Durian is another of Dak Nong’s famous agricultural products that makes for an excellent gift. The durian is primarily grown on the red basalt soil of Dak Mil, resulting in a sweet taste and distinctive aroma. Dak Mil is home to numerous durian farms and fruit orchards that welcome visitors.
WHERE TO STAY
There are numerous lodging choices in the area. Well-regarded options like the Robin Hotel, Ngoc Thuong Hotel, Dak Nong Lodge, and Sunrise Hotel receive high ratings on booking websites. Prices for accommodations in Dak Nong range from VND300,000 to nearly VND1.5 million ($12 to $62) per night.
For those seeking a more immersive experience, Gia Nghia offers homestays and farmstays, such as Yumin Farm House, Hoa Dat Garden, and Ngo Gia Trang. In the Dak RLap District, you’ll find Molly Home, while in Dak Mil, there’s Montagnards Home Farm. Prices for these stays typically range from VND150,000 to VND1 million per night.
When traveling with a sizable group, you have the option of lodging at Ta Dung tourist area or Phuong Van Farm for a natural experience. Ta Dung Lake’s scenery has earned it the nickname “Ha Long Bay of the Central Highlands,” while Phuong Van Farm, located in Gia Nghia City, is often described as a forest within the city. Here, visitors will find a blend of lush forests, coffee plantations, vegetable gardens, and fruit orchards.
HOW TO GET THERE
When planning the journey to Dak Nong, visitors have several transportation options at their disposal, depending on the starting point.
For those coming from Ho Chi Minh City, you can opt for various modes of transport such as cars, passenger buses, motorcycles, or planes.
Bus tickets from Ho Chi Minh City to Dak Nong, departing from the Eastern bus station and offered by companies like Dai Nghia, Duyen Ha, and Hoang Long, typically range in price from VND150,000 to VND200,000 ($6 to $8) per person. The bus journey takes about 6 hours.

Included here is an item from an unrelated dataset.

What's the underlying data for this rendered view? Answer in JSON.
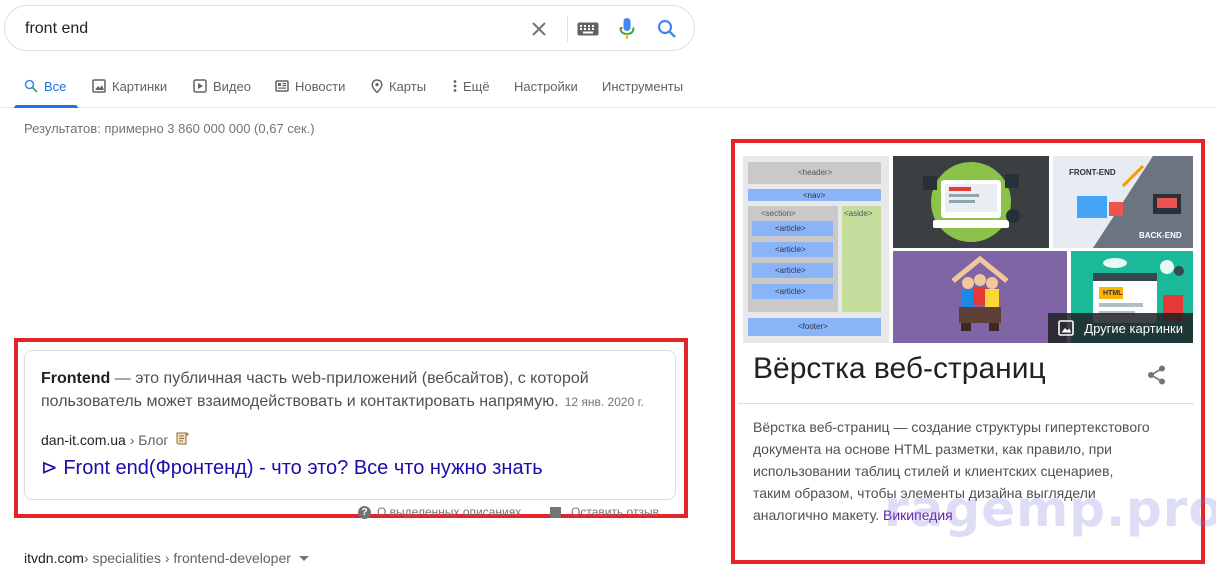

If you’re departing from Hanoi, bus tickets are priced around VND800,000 and include two meals, but the journey takes a longer duration of approximately 30 hours.
Since Dak Nong doesn’t have its own airport, travelers interested in flying can choose Vietnam Airlines, Vietjet Air or Bamboo Airways to reach the nearest airport at Buon Ma Thuot City in Dak Lak Province. Airfare can range from VND2 million to VND3.5 million ($83 to $145). From Buon Ma Thuot, visitors can take a bus to Gia Nghia City for around VND200,000.
Those who prefer flexibility and the freedom to stop and rest at their own pace can opt for driving a personal car or riding a motorcycle from Ho Chi Minh CIty along Highway 14.
Story by Nguyen Nam